== ABOUT THIS TASK ==
Scan the entries below. Report each line where the string "Happy" occurs.

== EXCERPTED RECORDS ==
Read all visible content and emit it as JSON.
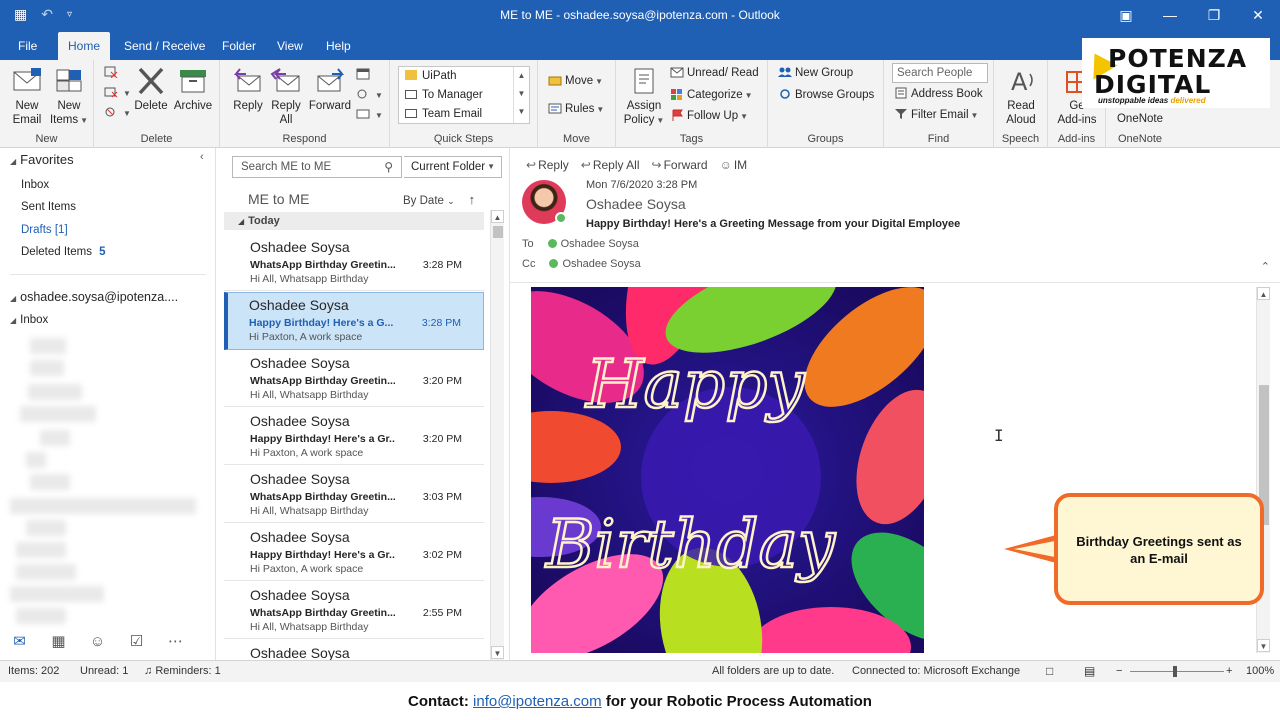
{
  "window": {
    "title": "ME to ME - oshadee.soysa@ipotenza.com - Outlook"
  },
  "tabs": [
    {
      "label": "File"
    },
    {
      "label": "Home"
    },
    {
      "label": "Send / Receive"
    },
    {
      "label": "Folder"
    },
    {
      "label": "View"
    },
    {
      "label": "Help"
    }
  ],
  "ribbon": {
    "new": {
      "group": "New",
      "new_email": "New\nEmail",
      "new_email_l1": "New",
      "new_email_l2": "Email",
      "new_items_l1": "New",
      "new_items_l2": "Items"
    },
    "delete": {
      "group": "Delete",
      "delete": "Delete",
      "archive": "Archive"
    },
    "respond": {
      "group": "Respond",
      "reply": "Reply",
      "reply_all_l1": "Reply",
      "reply_all_l2": "All",
      "forward": "Forward"
    },
    "quick_steps": {
      "group": "Quick Steps",
      "items": [
        "UiPath",
        "To Manager",
        "Team Email"
      ]
    },
    "move": {
      "group": "Move",
      "move": "Move",
      "rules": "Rules"
    },
    "tags": {
      "group": "Tags",
      "assign_l1": "Assign",
      "assign_l2": "Policy",
      "unread_read": "Unread/ Read",
      "categorize": "Categorize",
      "follow_up": "Follow Up"
    },
    "groups": {
      "group": "Groups",
      "new_group": "New Group",
      "browse_groups": "Browse Groups"
    },
    "find": {
      "group": "Find",
      "search_people": "Search People",
      "address_book": "Address Book",
      "filter_email": "Filter Email"
    },
    "speech": {
      "group": "Speech",
      "read_l1": "Read",
      "read_l2": "Aloud"
    },
    "addins": {
      "group": "Add-ins",
      "get_l1": "Ge",
      "get_l2": "Add-ins"
    },
    "onenote": {
      "group": "OneNote",
      "label": "OneNote"
    }
  },
  "logo": {
    "line1": "POTENZA",
    "line2": "DIGITAL",
    "tagline_a": "unstoppable ideas",
    "tagline_b": "delivered"
  },
  "folders": {
    "favorites": "Favorites",
    "inbox": "Inbox",
    "sent": "Sent Items",
    "drafts": "Drafts [1]",
    "deleted": "Deleted Items",
    "deleted_count": "5",
    "account": "oshadee.soysa@ipotenza....",
    "account_inbox": "Inbox"
  },
  "list": {
    "search_placeholder": "Search ME to ME",
    "scope": "Current Folder",
    "folder_title": "ME to ME",
    "sort": "By Date",
    "group": "Today",
    "messages": [
      {
        "sender": "Oshadee Soysa",
        "subject": "WhatsApp Birthday Greetin...",
        "time": "3:28 PM",
        "preview": "Hi All,  Whatsapp Birthday"
      },
      {
        "sender": "Oshadee Soysa",
        "subject": "Happy Birthday! Here's a G...",
        "time": "3:28 PM",
        "preview": "Hi Paxton,  A work space"
      },
      {
        "sender": "Oshadee Soysa",
        "subject": "WhatsApp Birthday Greetin...",
        "time": "3:20 PM",
        "preview": "Hi All,  Whatsapp Birthday"
      },
      {
        "sender": "Oshadee Soysa",
        "subject": "Happy Birthday! Here's a Gr...",
        "time": "3:20 PM",
        "preview": "Hi Paxton,  A work space"
      },
      {
        "sender": "Oshadee Soysa",
        "subject": "WhatsApp Birthday Greetin...",
        "time": "3:03 PM",
        "preview": "Hi All,  Whatsapp Birthday"
      },
      {
        "sender": "Oshadee Soysa",
        "subject": "Happy Birthday! Here's a Gr...",
        "time": "3:02 PM",
        "preview": "Hi Paxton,  A work space"
      },
      {
        "sender": "Oshadee Soysa",
        "subject": "WhatsApp Birthday Greetin...",
        "time": "2:55 PM",
        "preview": "Hi All,  Whatsapp Birthday"
      },
      {
        "sender": "Oshadee Soysa",
        "subject": "",
        "time": "",
        "preview": ""
      }
    ]
  },
  "reading": {
    "actions": {
      "reply": "Reply",
      "reply_all": "Reply All",
      "forward": "Forward",
      "im": "IM"
    },
    "date": "Mon 7/6/2020 3:28 PM",
    "sender": "Oshadee Soysa",
    "subject": "Happy Birthday! Here's a Greeting Message from your Digital Employee",
    "to_label": "To",
    "to": "Oshadee Soysa",
    "cc_label": "Cc",
    "cc": "Oshadee Soysa",
    "image_text_1": "Happy",
    "image_text_2": "Birthday"
  },
  "callout": {
    "text": "Birthday Greetings sent as an E-mail"
  },
  "status": {
    "items": "Items: 202",
    "unread": "Unread: 1",
    "reminders": "Reminders: 1",
    "sync": "All folders are up to date.",
    "connection": "Connected to: Microsoft Exchange",
    "zoom": "100%"
  },
  "footer": {
    "prefix": "Contact: ",
    "email": "info@ipotenza.com",
    "suffix": " for your Robotic Process Automation"
  },
  "colors": {
    "accent": "#1f5fb4",
    "callout_border": "#f06b2a",
    "callout_fill": "#fff7d4",
    "presence": "#5cb85c"
  }
}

== RESPONSE TO THIS EXERCISE ==
        "subject": "Happy Birthday! Here's a G...",
        "subject": "Happy Birthday! Here's a Gr...",
        "subject": "Happy Birthday! Here's a Gr...",
    "subject": "Happy Birthday! Here's a Greeting Message from your Digital Employee",
    "image_text_1": "Happy",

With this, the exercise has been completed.